(Element data from apps and pages)

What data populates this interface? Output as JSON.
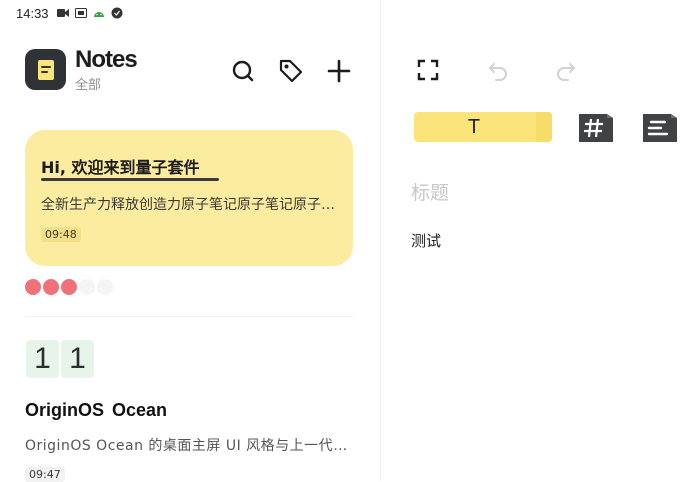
{
  "status_bar": {
    "time": "14:33",
    "icons": [
      "video-icon",
      "sim-icon",
      "android-icon",
      "vpn-icon"
    ]
  },
  "header": {
    "title": "Notes",
    "subtitle": "全部",
    "icons": [
      "search-icon",
      "tag-icon",
      "add-icon"
    ]
  },
  "notes": [
    {
      "title": "Hi, 欢迎来到量子套件",
      "preview": "全新生产力释放创造力原子笔记原子笔记原子笔记",
      "time": "09:48",
      "color": "#fcec9f"
    },
    {
      "date_digits": [
        "1",
        "1"
      ],
      "title": "OriginOS Ocean",
      "preview": "OriginOS Ocean 的桌面主屏 UI 风格与上一代系统相比",
      "time": "09:47"
    }
  ],
  "tag_dots": [
    "#f0717a",
    "#f0717a",
    "#f0717a",
    "#d9d9d9",
    "#d9d9d9"
  ],
  "editor": {
    "toolbar_icons": [
      "fullscreen-icon",
      "undo-icon",
      "redo-icon"
    ],
    "style_options": {
      "text_label": "T",
      "text_color": "#fbe57a"
    },
    "title_placeholder": "标题",
    "body": "测试"
  }
}
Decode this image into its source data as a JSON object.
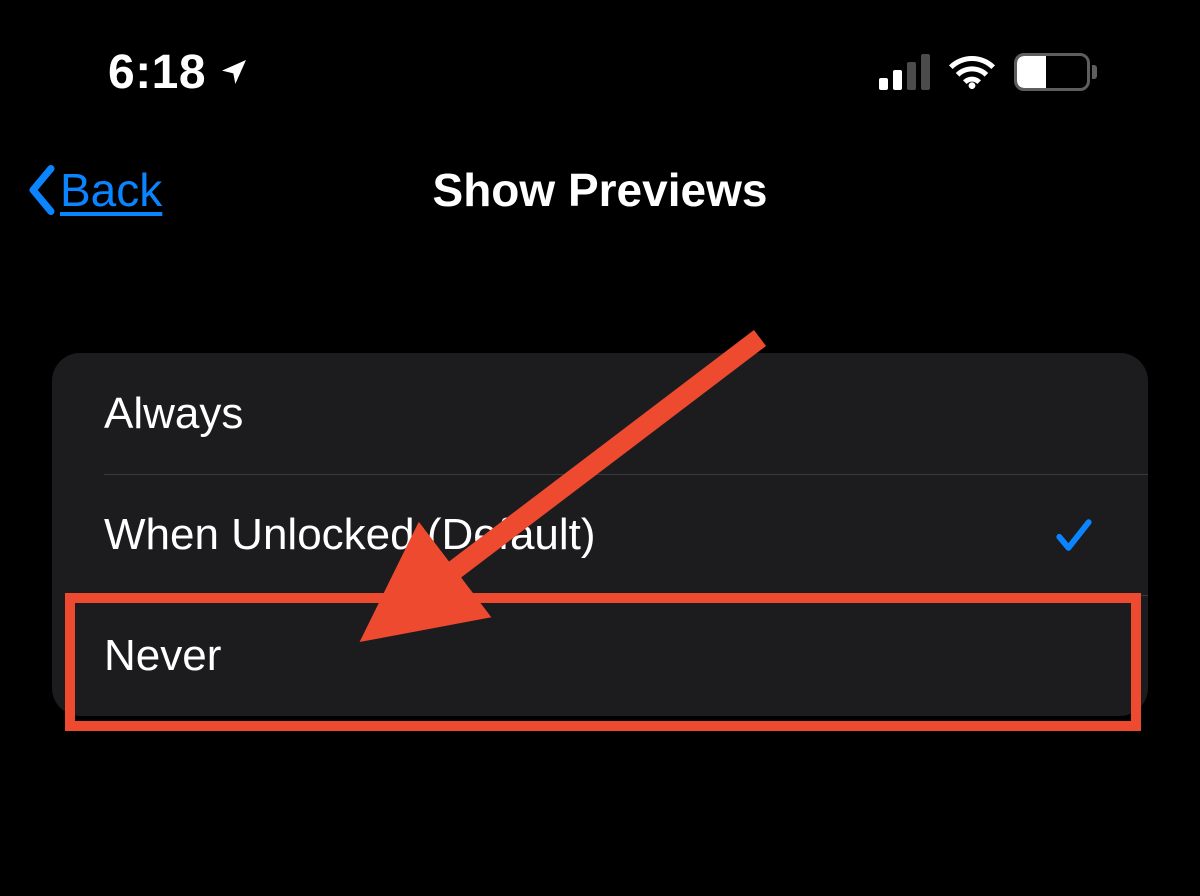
{
  "status": {
    "time": "6:18",
    "battery_percent": "42"
  },
  "nav": {
    "back_label": "Back",
    "title": "Show Previews"
  },
  "options": {
    "always": "Always",
    "when_unlocked": "When Unlocked (Default)",
    "never": "Never",
    "selected_index": 1
  },
  "colors": {
    "accent": "#0a84ff",
    "annotation": "#ed4a2f"
  }
}
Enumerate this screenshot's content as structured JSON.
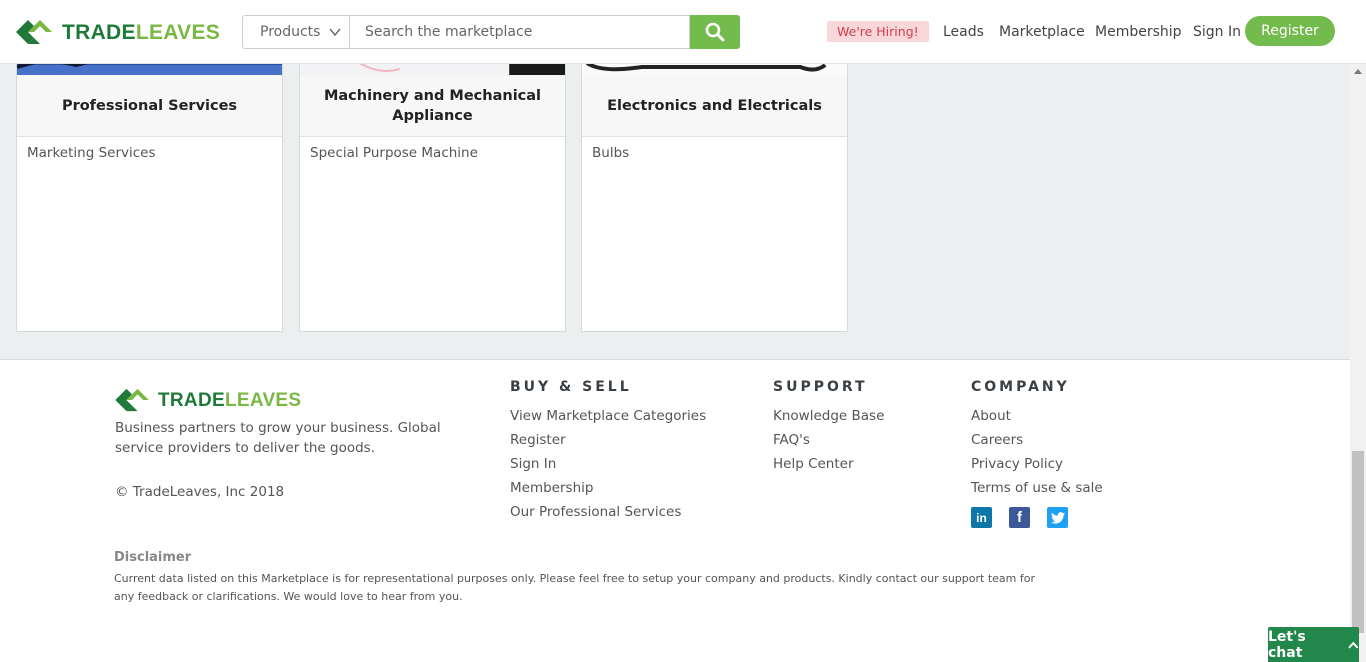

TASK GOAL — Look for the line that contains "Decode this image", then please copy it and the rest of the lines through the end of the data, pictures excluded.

RESPONSE TO THIS TASK —
Decode this image into its source data as a JSON object.
{
  "status": {
    "time": "6:18",
    "battery_percent": "42"
  },
  "nav": {
    "back_label": "Back",
    "title": "Show Previews"
  },
  "options": {
    "always": "Always",
    "when_unlocked": "When Unlocked (Default)",
    "never": "Never",
    "selected_index": 1
  },
  "colors": {
    "accent": "#0a84ff",
    "annotation": "#ed4a2f"
  }
}
Enumerate this screenshot's content as structured JSON.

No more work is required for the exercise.